The potential treatment of neurodegenerative disorders requires the development of novel pharmacological strategies at the experimental level, such as the endocannabinoid-based therapies. The effects of oleamide (OEA), a fatty acid primary amide with activity on cannabinoid receptors, was tested against mitochondrial toxicity induced by the electron transport chain complex II inhibitor, 3-nitropropionic acid (3-NP), in rat cortical slices. OEA prevented the 3-NP-induced loss of mitochondrial function/cell viability at a concentration range of 5 nM–25 µM, and this protective effect was observed only when the amide was administered as pretreatment, but not as post-treatment.

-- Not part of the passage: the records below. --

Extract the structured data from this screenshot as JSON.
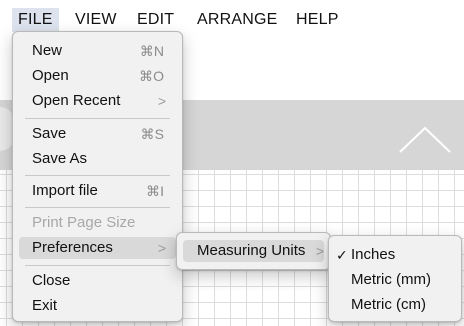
{
  "menubar": {
    "items": [
      "FILE",
      "VIEW",
      "EDIT",
      "ARRANGE",
      "HELP"
    ],
    "active": "FILE"
  },
  "file_menu": {
    "items": [
      {
        "label": "New",
        "shortcut": "⌘N"
      },
      {
        "label": "Open",
        "shortcut": "⌘O"
      },
      {
        "label": "Open Recent",
        "submenu_arrow": ">"
      },
      {
        "label": "Save",
        "shortcut": "⌘S"
      },
      {
        "label": "Save As"
      },
      {
        "label": "Import file",
        "shortcut": "⌘I"
      },
      {
        "label": "Print Page Size",
        "disabled": true
      },
      {
        "label": "Preferences",
        "submenu_arrow": ">",
        "highlighted": true
      },
      {
        "label": "Close"
      },
      {
        "label": "Exit"
      }
    ]
  },
  "preferences_menu": {
    "items": [
      {
        "label": "Measuring Units",
        "submenu_arrow": ">",
        "highlighted": true
      }
    ]
  },
  "measuring_units_menu": {
    "items": [
      {
        "label": "Inches",
        "checked": true,
        "check_mark": "✓"
      },
      {
        "label": "Metric (mm)"
      },
      {
        "label": "Metric (cm)"
      }
    ]
  },
  "colors": {
    "menubar_active": "#dce3ee",
    "menu_background": "#f1f1f1",
    "highlight": "#d9d9d9",
    "disabled_text": "#a8a8a8",
    "canvas_band": "#d6d6d6",
    "grid_line": "#dcdcdc"
  }
}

The preservation of mitochondrial function/cell viability induced by OEA in the toxic model induced by 3-NP was lost when the slices were pre-incubated with the cannabinoid receptor 1 (CB1R) selective inhibitor, AM281, or the cannabinoid receptor 2 (CB2R) selective inhibitor, JTE-907. The 3-NP-induced inhibition of succinate dehydrogenase (mitochondrial Complex II) activity was recovered by 25 nM OEA. The amide also prevented the increased lipid peroxidation and the changes in reduced/oxidized glutathione (GSH/GSSG) ratio induced by 3-NP. The cell damage induced by 3-NP, assessed as incorporation of cellular propidium iodide, was mitigated by OEA. Our novel findings suggest that the neuroprotective properties displayed by OEA during the early stages of damage to cortical cells involve the converging activation of CB1R and CB2R and the increase in antioxidant activity, which combined may emerge from the preservation of the functional integrity of mitochondria.
- Cannabinoid receptors
- Endocannabinoid system
- Mitochondrial energy depletion
- Oxidative stress
ASJC Scopus subject areas